(RECORDS TO PROCESS Opens)

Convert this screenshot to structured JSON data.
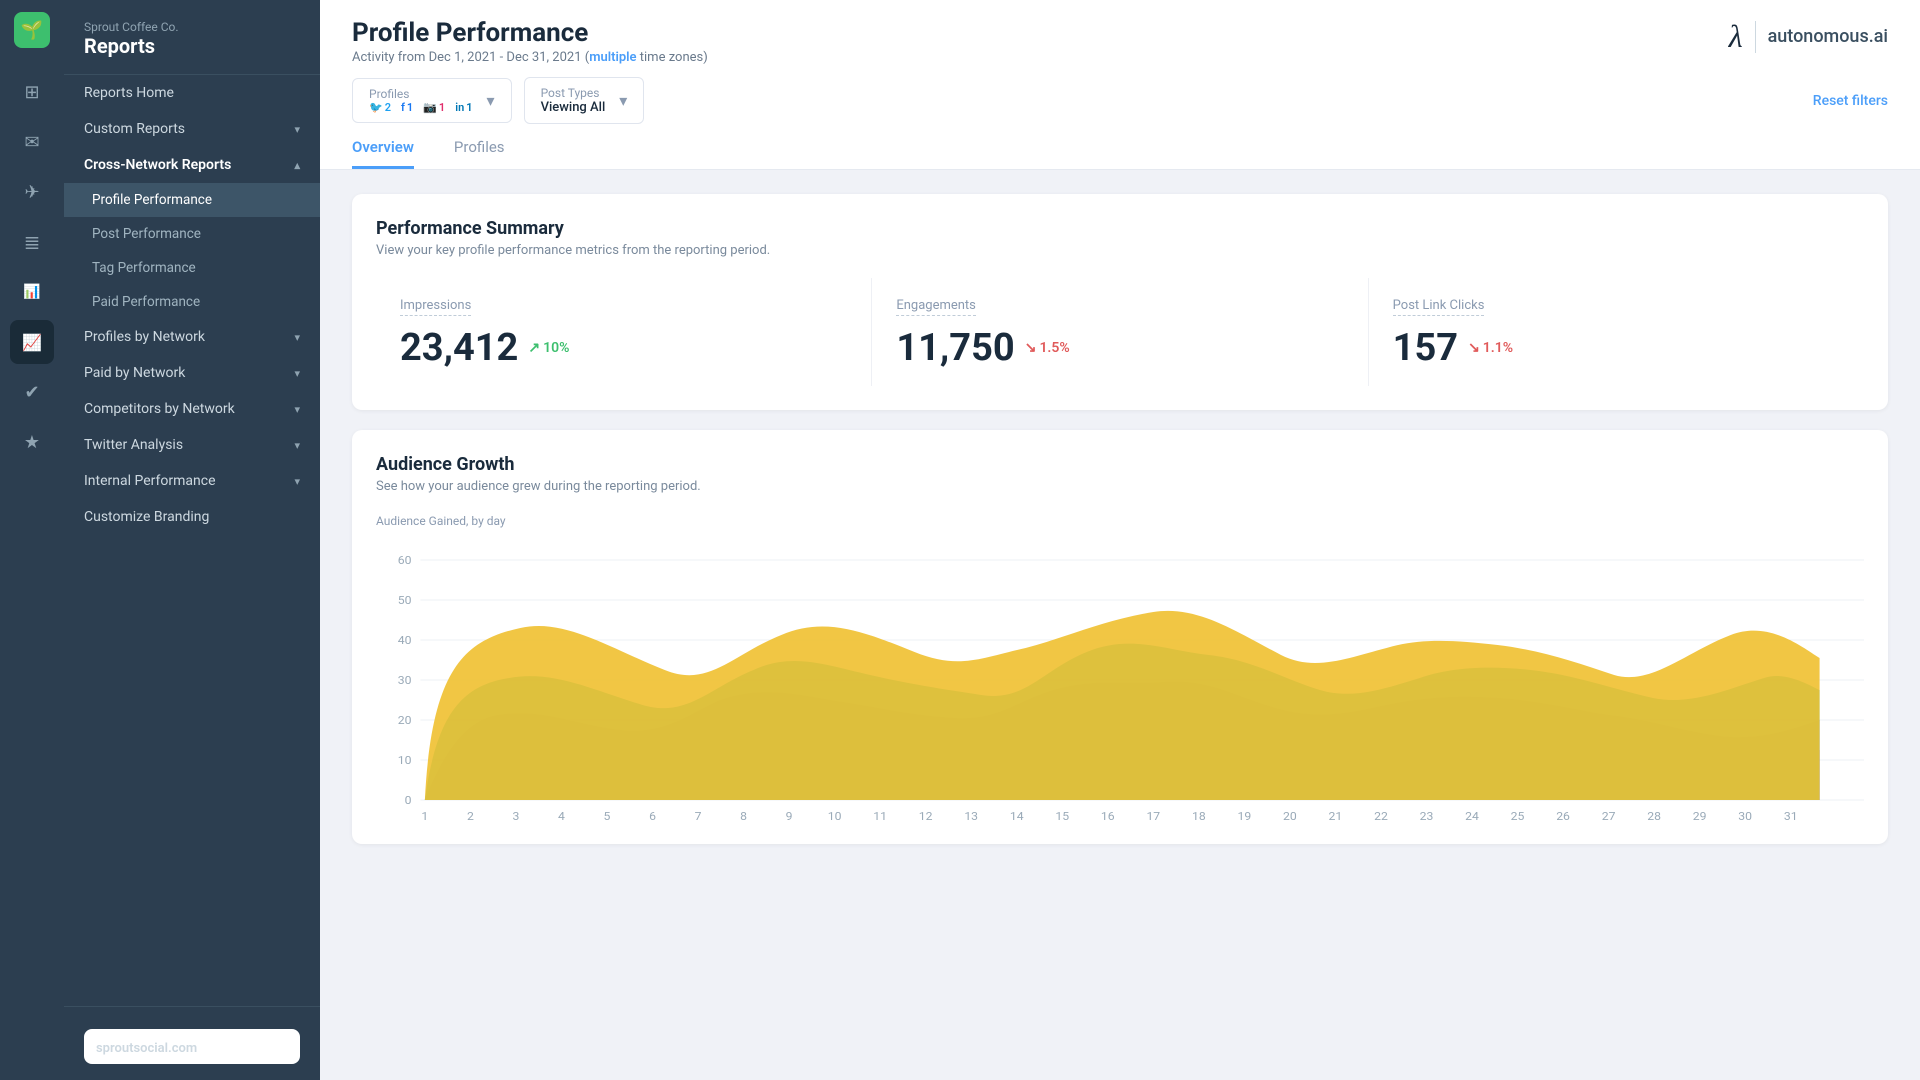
{
  "app": {
    "logo": "🌱",
    "company": "Sprout Coffee Co.",
    "section": "Reports",
    "url": "sproutsocial.com"
  },
  "iconSidebar": {
    "icons": [
      {
        "name": "home-icon",
        "symbol": "⊞",
        "active": false
      },
      {
        "name": "inbox-icon",
        "symbol": "✉",
        "active": false
      },
      {
        "name": "publish-icon",
        "symbol": "✈",
        "active": false
      },
      {
        "name": "listen-icon",
        "symbol": "≡",
        "active": false
      },
      {
        "name": "analytics-icon",
        "symbol": "📊",
        "active": true
      },
      {
        "name": "tasks-icon",
        "symbol": "✔",
        "active": false
      },
      {
        "name": "premium-icon",
        "symbol": "★",
        "active": false
      }
    ]
  },
  "nav": {
    "reportsHome": "Reports Home",
    "customReports": "Custom Reports",
    "crossNetworkReports": "Cross-Network Reports",
    "items": [
      {
        "label": "Profile Performance",
        "active": true
      },
      {
        "label": "Post Performance",
        "active": false
      },
      {
        "label": "Tag Performance",
        "active": false
      },
      {
        "label": "Paid Performance",
        "active": false
      }
    ],
    "profilesByNetwork": "Profiles by Network",
    "paidByNetwork": "Paid by Network",
    "competitorsByNetwork": "Competitors by Network",
    "twitterAnalysis": "Twitter Analysis",
    "internalPerformance": "Internal Performance",
    "customizeBranding": "Customize Branding"
  },
  "header": {
    "title": "Profile Performance",
    "subtitlePrefix": "Activity from Dec 1, 2021 - Dec 31, 2021 (",
    "subtitleHighlight": "multiple",
    "subtitleSuffix": " time zones)",
    "brand": {
      "lambda": "λ",
      "name": "autonomous.ai"
    }
  },
  "filters": {
    "profiles": {
      "label": "Profiles",
      "twitter": {
        "count": 2
      },
      "facebook": {
        "count": 1
      },
      "instagram": {
        "count": 1
      },
      "linkedin": {
        "count": 1
      }
    },
    "postTypes": {
      "label": "Post Types",
      "value": "Viewing All"
    },
    "resetLabel": "Reset filters"
  },
  "tabs": [
    {
      "label": "Overview",
      "active": true
    },
    {
      "label": "Profiles",
      "active": false
    }
  ],
  "performanceSummary": {
    "title": "Performance Summary",
    "subtitle": "View your key profile performance metrics from the reporting period.",
    "metrics": [
      {
        "label": "Impressions",
        "value": "23,412",
        "change": "10%",
        "direction": "up",
        "arrow": "↗"
      },
      {
        "label": "Engagements",
        "value": "11,750",
        "change": "1.5%",
        "direction": "down",
        "arrow": "↘"
      },
      {
        "label": "Post Link Clicks",
        "value": "157",
        "change": "1.1%",
        "direction": "down",
        "arrow": "↘"
      }
    ]
  },
  "audienceGrowth": {
    "title": "Audience Growth",
    "subtitle": "See how your audience grew during the reporting period.",
    "chartLabel": "Audience Gained, by day",
    "yAxis": [
      "60",
      "50",
      "40",
      "30",
      "20",
      "10",
      "0"
    ],
    "xAxis": [
      "1",
      "2",
      "3",
      "4",
      "5",
      "6",
      "7",
      "8",
      "9",
      "10",
      "11",
      "12",
      "13",
      "14",
      "15",
      "16",
      "17",
      "18",
      "19",
      "20",
      "21",
      "22",
      "23",
      "24",
      "25",
      "26",
      "27",
      "28",
      "29",
      "30",
      "31"
    ],
    "colors": {
      "yellow": "#f0c030",
      "teal": "#2abfb0",
      "purple": "#6b4fa0",
      "pink": "#d83a6a"
    }
  }
}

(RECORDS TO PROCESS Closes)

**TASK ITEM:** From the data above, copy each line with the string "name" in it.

**ANSWER BOX:**
        "name": "home-icon",
        "name": "inbox-icon",
        "name": "publish-icon",
        "name": "listen-icon",
        "name": "analytics-icon",
        "name": "tasks-icon",
        "name": "premium-icon",
      "name": "autonomous.ai"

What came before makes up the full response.